In addition, “FSIS intends to implement a new recall policy to request that supplier establishments recall product if all of the following circumstances occur:

“(1) FSIS or other Federal or State agencies find raw ground beef positive for E. coli O157:H7 at a grinding establishment;

“(2) FSIS determines that E. coli O157:H7 cross-contamination was unlikely to have occurred at the grinding establishment where the sample was taken (based on FSIS’s assessment of the grinding establishment’s handling practices);

“(3) FSIS determines that the grinding establishment did not combine material from multiple source lots to create the lot of product that tested positive;

“(4) After conducting traceback to identify the slaughter and trim fabrication supplier that provided the sole source material, FSIS determines that the supplier or downstream users split the implicated lot before sending it to the establishment where the positive sample was taken; and

“(5) Some portion of the split lot sent to the grinder was sent into commerce for further processing into product that does not receive a full lethality to eliminate E. coli O157:H7 in a federally inspected establishment.

“If all of these circumstances occur, FSIS intends to request a recall from the slaughter or trim supplier establishment. If cross contamination did not occur at the grinding establishment, the source materials would be considered adulterated because, based on evidence and available data, contamination occurred at the slaughter or trim establishment.”

“FSIS believes that this new recall policy will better protect the public from consumption of E. coli O157:H7 contaminated product because it will better ensure that source materials that are contaminated with E. coli O157:H7 are removed from commerce. [In the past,] FSIS has requested recalls from sole suppliers that provided source materials for product found positive at grinders under specific, special circumstances, but not as a general rule.”

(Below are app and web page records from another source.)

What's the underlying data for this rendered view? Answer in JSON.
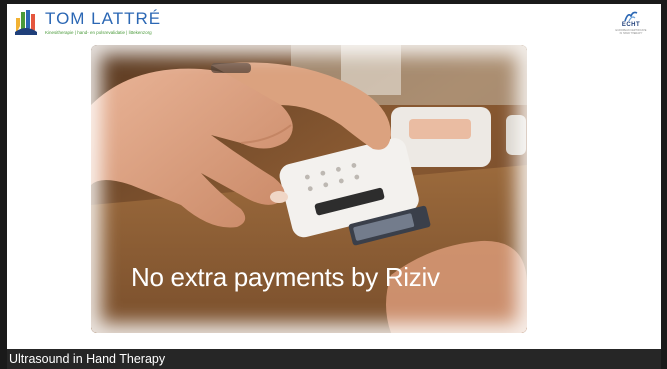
{
  "header": {
    "brand_name": "TOM LATTRÉ",
    "brand_tagline": "Kinesitherapie | hand- en polsrevalidatie | littekenzorg",
    "partner_name": "ECHT",
    "partner_sub": "EUROPEAN CERTIFICATE IN HAND THERAPY"
  },
  "slide": {
    "caption": "No extra payments by Riziv"
  },
  "footer": {
    "title": "Ultrasound in Hand Therapy"
  },
  "colors": {
    "brand_blue": "#2b67b4",
    "brand_green": "#4a9a3a",
    "footer_bg": "#262626"
  },
  "icons": {
    "brand_logo": "hand-logo-icon",
    "partner_logo": "echt-logo-icon",
    "photo": "card-payment-photo"
  }
}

These proposed changes in procedures at FSIS represent a positive development that improves food safety for consumers. At the same time, they also protect livestock producers from disruptions in demand that can occur after a major outbreak of E. coli-caused disease.

In next week’s column we will review other changes FSIS intends to make to improve the safety of the US beef supply.

Daryll E. Ray holds the Blasingame Chair of Excellence in Agricultural Policy, Institute of Agriculture, University of Tennessee, and is the Director of UT’s Agricultural Policy Analysis Center (APAC). Harwood D. Schaffer is a Research Assistant Professor at APAC. (865) 974-7407; Fax: (865) 974-7298; dray@utk.edu  and  hdschaffer@utk.edu;  http://www.agpolicy.org.

Reproduction Permission Granted with:
1) Full attribution to Daryll E. Ray and Harwood D. Schaffer, Agricultural Policy Analysis Center, University of Tennessee, Knoxville, TN;
2) An email sent to hdschaffer@utk.edu indicating how often you intend on running the column and your total circulation. Also, please send one copy of the first issue with the column in it to Harwood Schaffer, Agricultural Policy Analysis Center, 309 Morgan Hall, Knoxville, TN 37996-4519